May 26, 2024

Revolutionizing Medicine: Recombinant Therapeutic Antibodies and Proteins

Antibodies and proteins derived from recombinant DNA technology are revolutionizing the field of medicine. From treating cancer to autoimmune diseases, recombinant therapeutics are delivering life-changing benefits to patients. Let’s explore this exciting area of science in more depth.

What are Recombinant Therapeutic Proteins?

Recombinant therapeutic proteins are proteins produced through recombinant DNA technology, in which genes are transferred from one organism to another for the purpose of producing useful proteins. This technology allows mass production of human proteins that can be used as medicines. There are two main types of recombinant therapeutic proteins: antibodies and other therapeutic proteins.

Antibodies, also known as monoclonal antibodies, are immune system proteins that target and help eliminate foreign substances like bacteria and viruses. Researchers discovered they could produce antibodies outside the human body to target diseases. Some key therapeutic antibodies currently on the market include trastuzumab for breast cancer, adalimumab for rheumatoid arthritis, bevacizumab for various cancers, and palivizumab for respiratory syncytial virus infection in infants.

Other Therapeutic Proteins
In addition to antibodies, many other human proteins can be produced recombinantly and used to treat medical conditions. Examples include insulin for diabetes, erythropoietin for anemia, human growth hormone for growth disorders, coagulation factors for hemophilia, interferons for viral infections and cancers, enzymes for lysosomal storage disorders, and fusion proteins for various cancers and autoimmune diseases.

How are Recombinant Therapeutic Proteins Produced?

The production of recombinant therapeutic proteins follows these basic steps:

1. Isolation of Gene: The gene that encodes the desired human protein is isolated, usually from a human cell.

2. Insertion into Host Cell: The gene is inserted into a replication-competent plasmid (small DNA molecule) and introduced into a host cell, such as a bacteria or cultured mammal cell.

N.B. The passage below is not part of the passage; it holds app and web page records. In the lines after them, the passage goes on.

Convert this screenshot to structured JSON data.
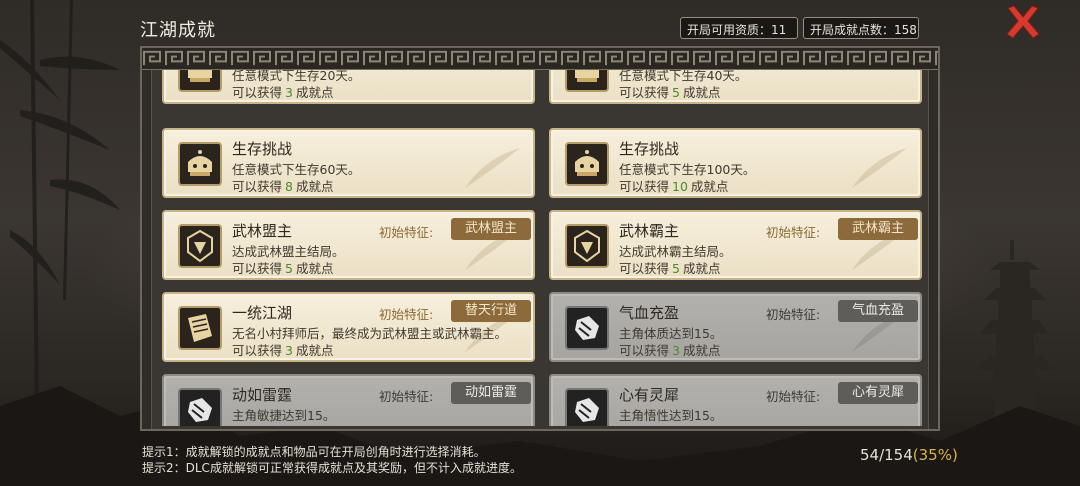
{
  "header": {
    "title": "江湖成就",
    "available_label": "开局可用资质：",
    "available_value": "11",
    "points_label": "开局成就点数：",
    "points_value": "158"
  },
  "cards": [
    {
      "title": "",
      "desc": "任意模式下生存20天。",
      "reward_prefix": "可以获得",
      "points": "3",
      "reward_suffix": "成就点",
      "icon": "helmet-icon",
      "locked": false
    },
    {
      "title": "",
      "desc": "任意模式下生存40天。",
      "reward_prefix": "可以获得",
      "points": "5",
      "reward_suffix": "成就点",
      "icon": "helmet-icon",
      "locked": false
    },
    {
      "title": "生存挑战",
      "desc": "任意模式下生存60天。",
      "reward_prefix": "可以获得",
      "points": "8",
      "reward_suffix": "成就点",
      "icon": "helmet-icon",
      "locked": false
    },
    {
      "title": "生存挑战",
      "desc": "任意模式下生存100天。",
      "reward_prefix": "可以获得",
      "points": "10",
      "reward_suffix": "成就点",
      "icon": "helmet-icon",
      "locked": false
    },
    {
      "title": "武林盟主",
      "desc": "达成武林盟主结局。",
      "reward_prefix": "可以获得",
      "points": "5",
      "reward_suffix": "成就点",
      "icon": "emblem-icon",
      "locked": false,
      "trait_label": "初始特征:",
      "trait": "武林盟主"
    },
    {
      "title": "武林霸主",
      "desc": "达成武林霸主结局。",
      "reward_prefix": "可以获得",
      "points": "5",
      "reward_suffix": "成就点",
      "icon": "emblem-icon",
      "locked": false,
      "trait_label": "初始特征:",
      "trait": "武林霸主"
    },
    {
      "title": "一统江湖",
      "desc": "无名小村拜师后，最终成为武林盟主或武林霸主。",
      "reward_prefix": "可以获得",
      "points": "3",
      "reward_suffix": "成就点",
      "icon": "scroll-icon",
      "locked": false,
      "trait_label": "初始特征:",
      "trait": "替天行道"
    },
    {
      "title": "气血充盈",
      "desc": "主角体质达到15。",
      "reward_prefix": "可以获得",
      "points": "3",
      "reward_suffix": "成就点",
      "icon": "fist-icon",
      "locked": true,
      "trait_label": "初始特征:",
      "trait": "气血充盈"
    },
    {
      "title": "动如雷霆",
      "desc": "主角敏捷达到15。",
      "reward_prefix": "",
      "points": "",
      "reward_suffix": "",
      "icon": "fist-icon",
      "locked": true,
      "trait_label": "初始特征:",
      "trait": "动如雷霆"
    },
    {
      "title": "心有灵犀",
      "desc": "主角悟性达到15。",
      "reward_prefix": "",
      "points": "",
      "reward_suffix": "",
      "icon": "fist-icon",
      "locked": true,
      "trait_label": "初始特征:",
      "trait": "心有灵犀"
    }
  ],
  "footer": {
    "hint1": "提示1：成就解锁的成就点和物品可在开局创角时进行选择消耗。",
    "hint2": "提示2：DLC成就解锁可正常获得成就点及其奖励，但不计入成就进度。",
    "progress_count": "54/154",
    "progress_percent": "(35%)",
    "progress_fraction": 0.35
  },
  "colors": {
    "card_bg": "#f1e8d1",
    "card_locked_bg": "#aeadaa",
    "points_green": "#4f8a2a",
    "trait_btn": "#8c6a3c",
    "close_red": "#d63a2f",
    "percent_gold": "#d9b44a"
  }
}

3. Expression and Harvesting: Under controlled conditions, the host cells are grown rapidly and instructed to express high levels of the protein. The target protein is then recovered from the host cell or its culture medium.

4. Purification: A series of purification steps are used to isolate the target protein away from other host cell proteins and components.

5. Formulation: The purified protein is prepared into a stable formulation suitable for drug delivery and administration.

This process allows for mass production of pure, safe, and potent human proteins on an industrial scale. It has revolutionized the development and accessibility of new therapeutic agents.

Benefits of Recombinant Therapeutic Proteins

Recombinant therapeutic proteins deliver numerous clinical and economic benefits compared to traditional protein drugs:

– Unlimited Supply: Genetic engineering overcomes supply limitations of proteins extracted from human/animal sources. Large quantities can be consistently produced.

– Purity: Purification techniques result in highly pure, well-defined proteins without contamination from other substances. This reduces adverse reactions.

– Tailored Properties: Properties like glycosylation pattern, formulation, dosage, and delivery method can be customized for optimal safety and efficacy.

– Cost Effectiveness: After initial investments, manufacturing costs are lower than protein extraction/purification from biological sources. This improves drug accessibility.

– New Treatments: The technology enables development of new classes of drugs like monoclonal antibodies that have improved or novel mechanisms of action. Some have revolutionized treatment for previously untreatable conditions.

Overall, recombinant therapeutic proteins represent one of the most important advances in modern medicine – greatly enhancing our understanding of disease pathology and ability to develop effective targeted treatments. They have improved millions of lives worldwide.

Future Outlook

Recombinant therapeutic protein technology continues to rapidly evolve and expand into new areas:

– Cell and Gene Therapies: Advanced delivery methods like gene therapy and CAR T-cell immunotherapies are being developed to directly modify patient cells for long-term disease treatment.

– Rare/Orphan Diseases: As production costs fall, focus is shifting to developing recombinant drugs for rare genetic diseases with small patient populations.

– Biosimilars: Expiring patents are enabling production of cheaper biosimilar versions with equal efficacy. This will further increase accessibility globally.

– Plant-based Production: Plants are being developed as green, scalable platforms to produce diverse therapeutic proteins for unmet medical needs like antimicrobials and vaccines.

As our molecular understanding of disease deepens through research and technologies become even more sophisticated, recombinant therapeutics will likely achieve previously unimagined breakthroughs. With continued innovation and development, they hold enormous promise to transform human health now and for generations to come.

1. Source: Coherent Market Insights, Public sources, Desk research
2. We have leveraged AI tools to mine information and compile it